* [Work order]:
Copy each line of the entries that includes the word "description".

(Dataset items)
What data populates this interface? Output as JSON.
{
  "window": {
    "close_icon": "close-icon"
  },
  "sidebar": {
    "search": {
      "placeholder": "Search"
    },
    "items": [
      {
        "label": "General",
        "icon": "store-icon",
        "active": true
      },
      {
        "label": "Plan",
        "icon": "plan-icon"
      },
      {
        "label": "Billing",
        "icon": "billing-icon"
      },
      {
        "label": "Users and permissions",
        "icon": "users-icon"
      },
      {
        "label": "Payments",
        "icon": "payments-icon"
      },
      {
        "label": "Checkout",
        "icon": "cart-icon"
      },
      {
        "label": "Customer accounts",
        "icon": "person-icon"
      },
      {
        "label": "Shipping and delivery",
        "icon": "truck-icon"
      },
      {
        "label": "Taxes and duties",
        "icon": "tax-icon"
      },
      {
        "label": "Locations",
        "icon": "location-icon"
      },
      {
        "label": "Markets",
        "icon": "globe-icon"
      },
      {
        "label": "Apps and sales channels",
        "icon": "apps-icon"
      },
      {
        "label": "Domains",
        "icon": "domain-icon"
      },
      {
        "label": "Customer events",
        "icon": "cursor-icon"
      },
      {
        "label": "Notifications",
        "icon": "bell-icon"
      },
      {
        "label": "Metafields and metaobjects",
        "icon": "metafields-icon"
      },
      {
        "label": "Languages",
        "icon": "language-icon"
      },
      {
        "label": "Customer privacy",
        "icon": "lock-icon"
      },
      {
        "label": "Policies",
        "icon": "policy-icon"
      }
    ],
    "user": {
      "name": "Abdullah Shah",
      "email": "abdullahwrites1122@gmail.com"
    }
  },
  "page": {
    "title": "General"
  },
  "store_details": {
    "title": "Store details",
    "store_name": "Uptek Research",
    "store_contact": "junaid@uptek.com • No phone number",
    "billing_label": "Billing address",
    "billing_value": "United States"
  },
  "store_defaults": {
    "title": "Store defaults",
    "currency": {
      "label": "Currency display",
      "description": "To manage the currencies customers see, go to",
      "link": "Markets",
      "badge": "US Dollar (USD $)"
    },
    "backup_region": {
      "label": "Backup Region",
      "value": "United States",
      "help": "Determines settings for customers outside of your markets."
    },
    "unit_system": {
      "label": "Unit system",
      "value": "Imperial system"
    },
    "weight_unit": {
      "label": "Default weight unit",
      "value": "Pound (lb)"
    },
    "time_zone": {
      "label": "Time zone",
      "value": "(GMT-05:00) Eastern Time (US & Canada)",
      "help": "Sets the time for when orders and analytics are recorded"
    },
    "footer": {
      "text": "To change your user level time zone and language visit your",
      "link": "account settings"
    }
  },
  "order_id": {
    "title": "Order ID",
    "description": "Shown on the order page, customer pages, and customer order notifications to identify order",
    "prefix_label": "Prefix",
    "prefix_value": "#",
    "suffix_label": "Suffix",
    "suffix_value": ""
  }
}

* [Response area]:
      "description": "To manage the currencies customers see, go to",
    "description": "Shown on the order page, customer pages, and customer order notifications to identify order",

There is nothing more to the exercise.